(Component data from apps and pages)
Segment Open

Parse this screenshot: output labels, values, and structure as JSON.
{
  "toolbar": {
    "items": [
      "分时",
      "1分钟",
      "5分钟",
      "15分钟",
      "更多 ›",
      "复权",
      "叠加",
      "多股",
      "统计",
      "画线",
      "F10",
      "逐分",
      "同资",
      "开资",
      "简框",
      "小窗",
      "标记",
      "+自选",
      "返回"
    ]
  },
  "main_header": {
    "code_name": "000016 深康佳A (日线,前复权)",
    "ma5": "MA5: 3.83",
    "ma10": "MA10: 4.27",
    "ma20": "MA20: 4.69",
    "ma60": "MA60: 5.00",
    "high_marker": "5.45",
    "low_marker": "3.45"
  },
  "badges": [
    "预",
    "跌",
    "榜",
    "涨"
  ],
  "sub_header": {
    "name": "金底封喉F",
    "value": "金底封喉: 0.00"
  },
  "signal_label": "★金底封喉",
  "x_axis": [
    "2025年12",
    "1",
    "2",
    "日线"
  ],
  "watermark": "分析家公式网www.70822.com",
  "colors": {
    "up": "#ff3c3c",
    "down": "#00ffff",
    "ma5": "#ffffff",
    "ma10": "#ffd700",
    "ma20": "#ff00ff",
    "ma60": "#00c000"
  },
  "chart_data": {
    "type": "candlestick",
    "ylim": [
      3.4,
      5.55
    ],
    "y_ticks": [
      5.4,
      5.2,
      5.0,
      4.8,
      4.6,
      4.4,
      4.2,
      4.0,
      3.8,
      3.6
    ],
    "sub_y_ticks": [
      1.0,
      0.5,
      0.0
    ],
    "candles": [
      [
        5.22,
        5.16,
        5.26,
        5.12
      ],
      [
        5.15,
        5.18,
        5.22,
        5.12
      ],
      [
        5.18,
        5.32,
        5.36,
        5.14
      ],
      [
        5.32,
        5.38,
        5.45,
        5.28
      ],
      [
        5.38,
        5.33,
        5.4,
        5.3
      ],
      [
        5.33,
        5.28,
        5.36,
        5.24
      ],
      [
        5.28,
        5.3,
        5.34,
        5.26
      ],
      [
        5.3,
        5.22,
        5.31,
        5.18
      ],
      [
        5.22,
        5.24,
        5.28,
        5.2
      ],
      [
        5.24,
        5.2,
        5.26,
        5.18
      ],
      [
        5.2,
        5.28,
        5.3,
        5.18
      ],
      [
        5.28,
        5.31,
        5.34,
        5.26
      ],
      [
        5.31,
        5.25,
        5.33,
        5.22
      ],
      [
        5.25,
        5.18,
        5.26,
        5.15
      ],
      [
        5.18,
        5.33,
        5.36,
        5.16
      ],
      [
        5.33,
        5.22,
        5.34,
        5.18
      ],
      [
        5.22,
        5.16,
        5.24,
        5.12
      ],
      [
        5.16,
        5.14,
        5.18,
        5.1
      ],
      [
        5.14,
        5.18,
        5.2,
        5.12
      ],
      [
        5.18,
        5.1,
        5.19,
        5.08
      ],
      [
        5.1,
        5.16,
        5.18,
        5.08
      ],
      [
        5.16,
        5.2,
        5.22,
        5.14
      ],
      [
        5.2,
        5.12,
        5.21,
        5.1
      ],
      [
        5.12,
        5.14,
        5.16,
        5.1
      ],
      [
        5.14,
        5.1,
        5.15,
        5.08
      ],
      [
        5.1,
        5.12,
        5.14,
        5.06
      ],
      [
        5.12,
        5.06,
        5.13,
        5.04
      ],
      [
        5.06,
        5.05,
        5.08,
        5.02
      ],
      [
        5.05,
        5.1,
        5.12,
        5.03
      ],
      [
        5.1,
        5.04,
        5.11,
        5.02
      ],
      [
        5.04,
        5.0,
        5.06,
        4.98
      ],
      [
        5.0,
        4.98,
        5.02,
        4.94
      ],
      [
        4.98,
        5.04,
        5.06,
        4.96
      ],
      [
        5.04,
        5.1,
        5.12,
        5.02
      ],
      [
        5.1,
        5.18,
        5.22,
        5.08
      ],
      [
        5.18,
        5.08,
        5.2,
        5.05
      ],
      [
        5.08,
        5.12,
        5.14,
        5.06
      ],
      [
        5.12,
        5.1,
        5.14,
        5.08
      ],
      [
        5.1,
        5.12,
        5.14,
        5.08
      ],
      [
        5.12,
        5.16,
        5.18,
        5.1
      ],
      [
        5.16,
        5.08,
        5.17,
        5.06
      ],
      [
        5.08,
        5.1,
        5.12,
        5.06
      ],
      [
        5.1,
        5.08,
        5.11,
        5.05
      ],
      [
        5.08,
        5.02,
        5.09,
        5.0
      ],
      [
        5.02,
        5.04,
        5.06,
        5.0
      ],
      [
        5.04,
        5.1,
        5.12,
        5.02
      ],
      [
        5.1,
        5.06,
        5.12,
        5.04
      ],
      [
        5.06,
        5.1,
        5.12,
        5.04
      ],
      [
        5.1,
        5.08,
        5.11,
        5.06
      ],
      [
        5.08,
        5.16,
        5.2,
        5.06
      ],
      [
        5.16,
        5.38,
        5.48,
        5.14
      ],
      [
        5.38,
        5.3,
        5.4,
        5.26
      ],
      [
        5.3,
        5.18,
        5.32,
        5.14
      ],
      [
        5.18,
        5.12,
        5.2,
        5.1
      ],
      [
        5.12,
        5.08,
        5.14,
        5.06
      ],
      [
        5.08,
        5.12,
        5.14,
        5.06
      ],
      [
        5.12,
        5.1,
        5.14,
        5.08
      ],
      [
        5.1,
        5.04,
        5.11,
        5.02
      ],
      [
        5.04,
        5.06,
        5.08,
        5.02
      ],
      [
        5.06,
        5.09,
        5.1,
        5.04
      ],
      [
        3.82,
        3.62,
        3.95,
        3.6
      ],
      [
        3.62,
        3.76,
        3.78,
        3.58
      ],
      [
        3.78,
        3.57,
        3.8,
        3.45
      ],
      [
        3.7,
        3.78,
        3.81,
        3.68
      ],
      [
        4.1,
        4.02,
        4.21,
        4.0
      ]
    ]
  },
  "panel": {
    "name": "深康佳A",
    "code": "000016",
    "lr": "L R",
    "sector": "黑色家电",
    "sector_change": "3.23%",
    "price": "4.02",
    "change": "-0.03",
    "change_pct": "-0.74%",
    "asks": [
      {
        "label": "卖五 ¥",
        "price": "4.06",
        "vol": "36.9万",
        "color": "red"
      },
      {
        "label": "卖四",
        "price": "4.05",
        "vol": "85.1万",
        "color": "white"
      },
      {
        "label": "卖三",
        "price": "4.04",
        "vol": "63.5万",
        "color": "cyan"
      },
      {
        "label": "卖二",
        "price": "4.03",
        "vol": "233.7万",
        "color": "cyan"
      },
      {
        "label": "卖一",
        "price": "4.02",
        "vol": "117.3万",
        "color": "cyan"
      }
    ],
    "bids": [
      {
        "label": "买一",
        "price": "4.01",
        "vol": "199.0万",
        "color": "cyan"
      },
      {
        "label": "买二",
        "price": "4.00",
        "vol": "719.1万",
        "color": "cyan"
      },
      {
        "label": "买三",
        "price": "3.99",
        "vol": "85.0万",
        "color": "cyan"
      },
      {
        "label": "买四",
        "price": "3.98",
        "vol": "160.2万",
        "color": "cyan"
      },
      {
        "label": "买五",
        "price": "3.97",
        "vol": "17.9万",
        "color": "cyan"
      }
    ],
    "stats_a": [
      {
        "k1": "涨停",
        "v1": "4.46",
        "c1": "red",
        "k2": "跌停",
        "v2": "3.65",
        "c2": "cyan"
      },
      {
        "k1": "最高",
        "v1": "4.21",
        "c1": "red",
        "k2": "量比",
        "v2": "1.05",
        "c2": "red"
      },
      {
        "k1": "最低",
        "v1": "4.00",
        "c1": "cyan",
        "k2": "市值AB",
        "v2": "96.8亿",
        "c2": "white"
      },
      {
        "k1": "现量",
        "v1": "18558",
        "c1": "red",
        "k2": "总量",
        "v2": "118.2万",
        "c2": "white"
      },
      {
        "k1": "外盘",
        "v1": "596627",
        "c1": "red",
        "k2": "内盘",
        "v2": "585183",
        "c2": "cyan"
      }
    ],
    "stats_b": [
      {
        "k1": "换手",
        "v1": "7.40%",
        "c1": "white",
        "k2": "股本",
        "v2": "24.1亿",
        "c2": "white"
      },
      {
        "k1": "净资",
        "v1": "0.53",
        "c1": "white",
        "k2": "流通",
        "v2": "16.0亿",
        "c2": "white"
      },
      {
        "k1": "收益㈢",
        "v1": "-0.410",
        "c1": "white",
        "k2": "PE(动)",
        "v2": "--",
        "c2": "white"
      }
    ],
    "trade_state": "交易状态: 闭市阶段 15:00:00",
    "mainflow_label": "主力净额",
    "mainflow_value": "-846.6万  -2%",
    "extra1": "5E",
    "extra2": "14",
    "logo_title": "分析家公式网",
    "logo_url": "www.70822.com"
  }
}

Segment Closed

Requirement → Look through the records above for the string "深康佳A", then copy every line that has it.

Solution below →
    "code_name": "000016 深康佳A (日线,前复权)",
    "name": "深康佳A",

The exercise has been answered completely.